* TASK GOAL
Scan the material below for the string "累计确诊". Report every line that has it.

*** Begin section ***

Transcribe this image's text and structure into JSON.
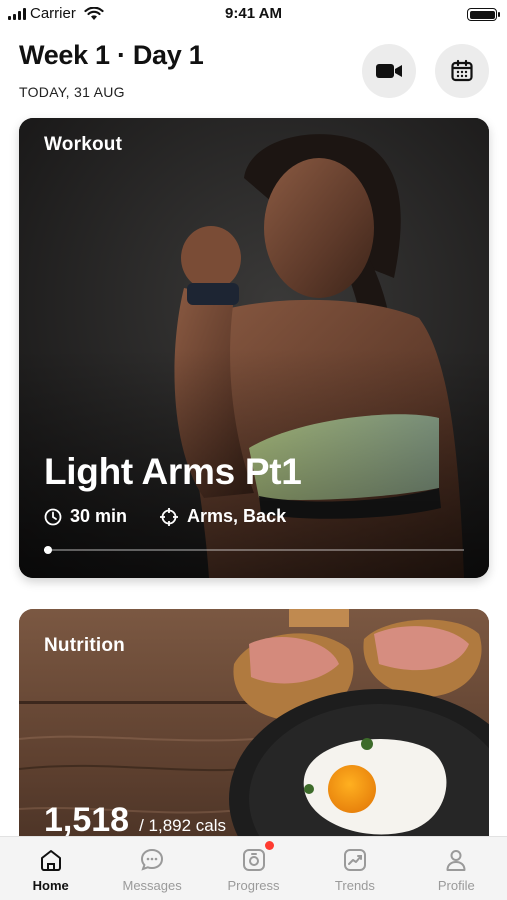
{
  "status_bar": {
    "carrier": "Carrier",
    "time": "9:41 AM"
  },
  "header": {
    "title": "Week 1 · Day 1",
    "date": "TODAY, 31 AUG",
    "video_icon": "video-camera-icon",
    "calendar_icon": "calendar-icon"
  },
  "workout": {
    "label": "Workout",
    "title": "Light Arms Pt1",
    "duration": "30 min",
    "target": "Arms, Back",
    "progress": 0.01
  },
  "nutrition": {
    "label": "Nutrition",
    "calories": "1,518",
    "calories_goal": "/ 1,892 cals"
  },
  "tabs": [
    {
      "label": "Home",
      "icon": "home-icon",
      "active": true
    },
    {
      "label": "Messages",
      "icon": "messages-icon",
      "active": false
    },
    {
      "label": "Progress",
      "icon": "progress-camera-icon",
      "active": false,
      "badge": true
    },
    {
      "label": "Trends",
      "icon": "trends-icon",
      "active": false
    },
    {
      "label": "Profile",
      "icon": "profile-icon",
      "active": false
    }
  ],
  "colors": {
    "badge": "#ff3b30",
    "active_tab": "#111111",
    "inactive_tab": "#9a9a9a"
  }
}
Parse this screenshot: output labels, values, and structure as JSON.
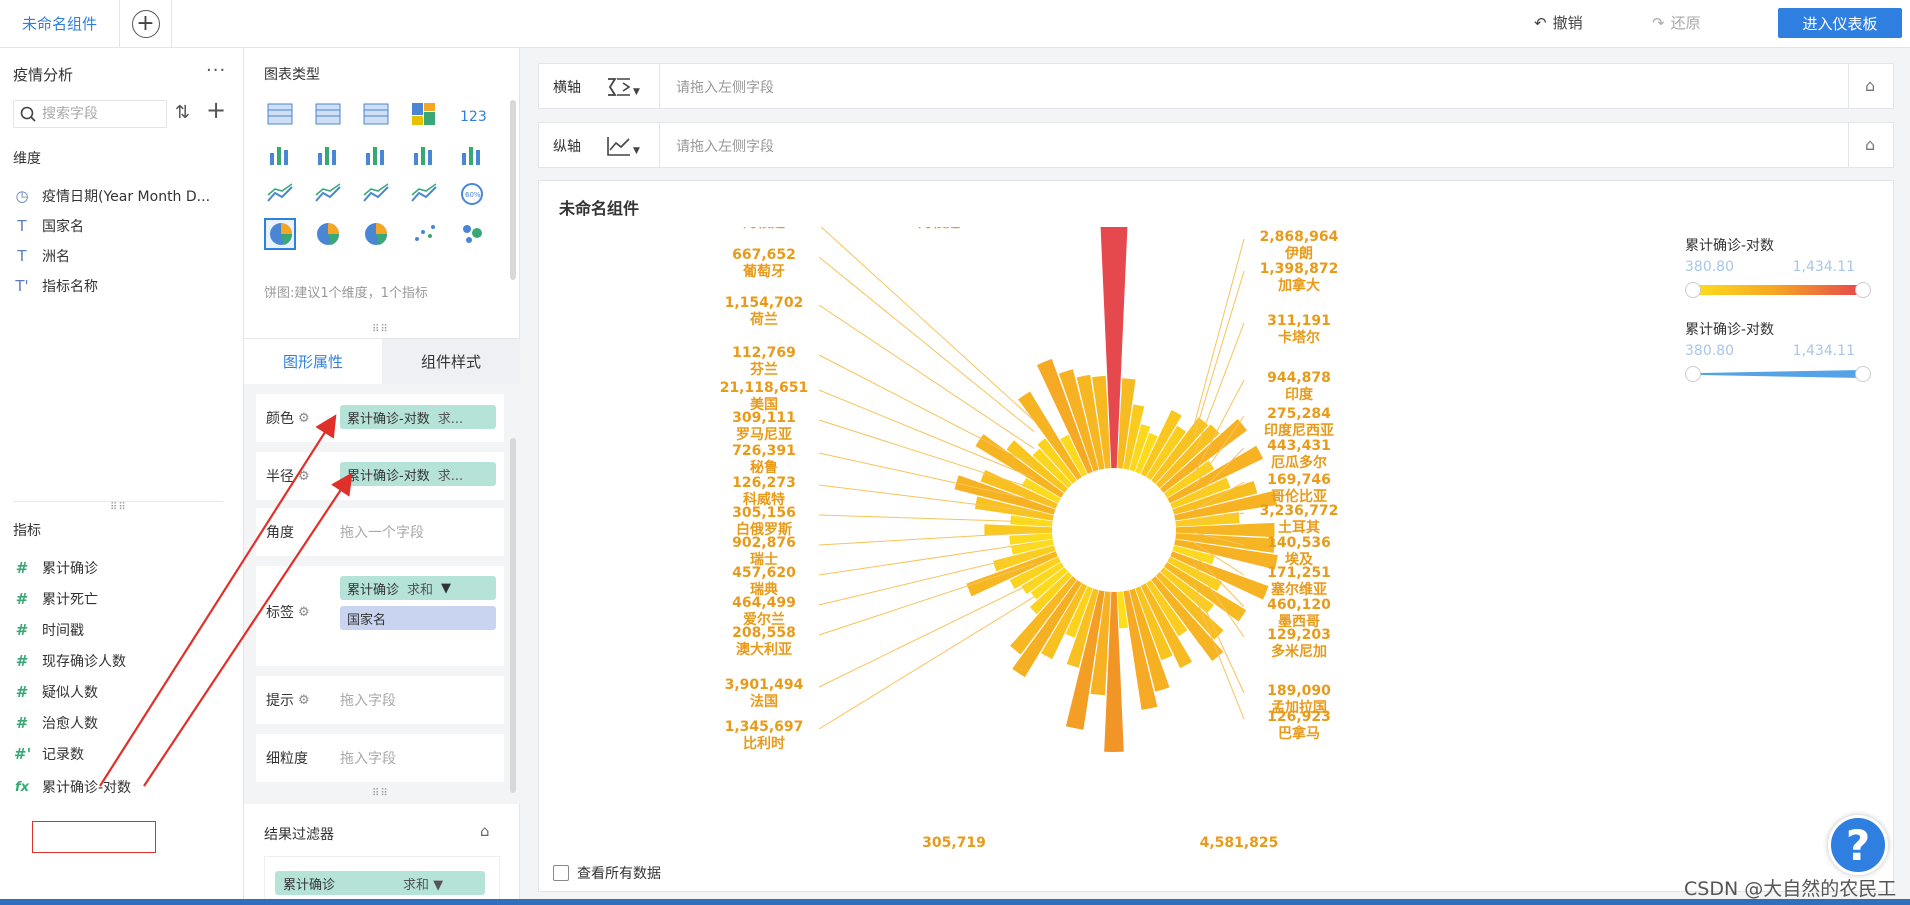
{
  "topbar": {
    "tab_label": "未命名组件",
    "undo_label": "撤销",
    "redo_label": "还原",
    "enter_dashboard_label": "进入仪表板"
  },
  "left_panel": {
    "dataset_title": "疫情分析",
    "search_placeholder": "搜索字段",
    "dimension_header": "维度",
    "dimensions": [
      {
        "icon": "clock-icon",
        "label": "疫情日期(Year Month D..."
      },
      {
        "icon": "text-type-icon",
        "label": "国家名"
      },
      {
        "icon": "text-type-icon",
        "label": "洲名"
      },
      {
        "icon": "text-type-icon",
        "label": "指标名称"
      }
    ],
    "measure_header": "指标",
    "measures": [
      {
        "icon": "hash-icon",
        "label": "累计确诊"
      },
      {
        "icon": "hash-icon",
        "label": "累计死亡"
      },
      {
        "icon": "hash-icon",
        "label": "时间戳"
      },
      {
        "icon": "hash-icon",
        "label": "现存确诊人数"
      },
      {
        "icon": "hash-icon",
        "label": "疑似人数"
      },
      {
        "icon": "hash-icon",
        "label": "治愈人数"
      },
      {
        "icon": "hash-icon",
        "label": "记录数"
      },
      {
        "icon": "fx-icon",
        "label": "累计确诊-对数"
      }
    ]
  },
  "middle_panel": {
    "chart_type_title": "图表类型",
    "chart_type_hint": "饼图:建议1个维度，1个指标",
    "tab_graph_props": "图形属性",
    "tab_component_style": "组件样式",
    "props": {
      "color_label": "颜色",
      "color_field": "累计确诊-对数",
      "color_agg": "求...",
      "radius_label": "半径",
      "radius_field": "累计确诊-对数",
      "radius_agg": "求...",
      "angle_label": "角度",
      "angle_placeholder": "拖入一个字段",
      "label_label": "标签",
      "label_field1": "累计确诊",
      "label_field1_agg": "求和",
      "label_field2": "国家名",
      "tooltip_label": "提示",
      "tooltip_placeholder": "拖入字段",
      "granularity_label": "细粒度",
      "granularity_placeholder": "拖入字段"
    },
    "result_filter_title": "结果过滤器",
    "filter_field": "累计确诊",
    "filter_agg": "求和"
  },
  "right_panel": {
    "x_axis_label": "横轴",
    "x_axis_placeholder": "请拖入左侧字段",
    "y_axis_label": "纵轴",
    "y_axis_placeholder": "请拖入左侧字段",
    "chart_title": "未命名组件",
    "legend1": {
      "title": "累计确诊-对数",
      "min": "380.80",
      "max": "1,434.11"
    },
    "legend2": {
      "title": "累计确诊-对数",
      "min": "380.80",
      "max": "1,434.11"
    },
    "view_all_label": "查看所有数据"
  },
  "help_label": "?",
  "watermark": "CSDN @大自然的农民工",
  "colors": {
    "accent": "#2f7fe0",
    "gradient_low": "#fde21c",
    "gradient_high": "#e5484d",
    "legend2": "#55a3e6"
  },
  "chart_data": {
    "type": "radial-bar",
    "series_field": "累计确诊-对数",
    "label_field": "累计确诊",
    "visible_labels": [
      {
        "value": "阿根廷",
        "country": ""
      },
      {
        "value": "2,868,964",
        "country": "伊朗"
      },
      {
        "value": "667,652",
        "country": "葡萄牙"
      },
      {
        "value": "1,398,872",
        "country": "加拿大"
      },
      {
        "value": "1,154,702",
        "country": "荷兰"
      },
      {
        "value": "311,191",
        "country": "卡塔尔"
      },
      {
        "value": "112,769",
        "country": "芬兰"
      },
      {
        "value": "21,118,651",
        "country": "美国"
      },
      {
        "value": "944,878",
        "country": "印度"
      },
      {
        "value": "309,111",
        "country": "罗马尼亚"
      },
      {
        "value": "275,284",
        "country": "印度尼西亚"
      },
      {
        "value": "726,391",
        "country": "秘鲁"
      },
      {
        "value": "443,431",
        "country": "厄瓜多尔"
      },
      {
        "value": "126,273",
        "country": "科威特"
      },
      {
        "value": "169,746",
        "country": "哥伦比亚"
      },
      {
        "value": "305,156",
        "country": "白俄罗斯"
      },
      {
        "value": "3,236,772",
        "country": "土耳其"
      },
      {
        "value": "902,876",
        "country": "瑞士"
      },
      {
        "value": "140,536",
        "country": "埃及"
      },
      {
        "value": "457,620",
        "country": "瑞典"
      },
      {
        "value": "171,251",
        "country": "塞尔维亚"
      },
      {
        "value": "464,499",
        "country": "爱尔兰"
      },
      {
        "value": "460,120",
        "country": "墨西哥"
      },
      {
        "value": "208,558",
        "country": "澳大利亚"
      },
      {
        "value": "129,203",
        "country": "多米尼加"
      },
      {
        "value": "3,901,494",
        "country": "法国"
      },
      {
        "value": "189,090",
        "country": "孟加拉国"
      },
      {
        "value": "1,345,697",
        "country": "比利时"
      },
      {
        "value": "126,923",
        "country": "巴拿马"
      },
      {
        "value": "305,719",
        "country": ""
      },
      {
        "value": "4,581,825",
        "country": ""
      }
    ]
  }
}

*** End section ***

* ANSWER SECTION
        "label": "累计确诊"
        "label": "累计确诊-对数"
      "color_field": "累计确诊-对数",
      "radius_field": "累计确诊-对数",
      "label_field1": "累计确诊",
    "filter_field": "累计确诊",
      "title": "累计确诊-对数",
      "title": "累计确诊-对数",
    "series_field": "累计确诊-对数",
    "label_field": "累计确诊",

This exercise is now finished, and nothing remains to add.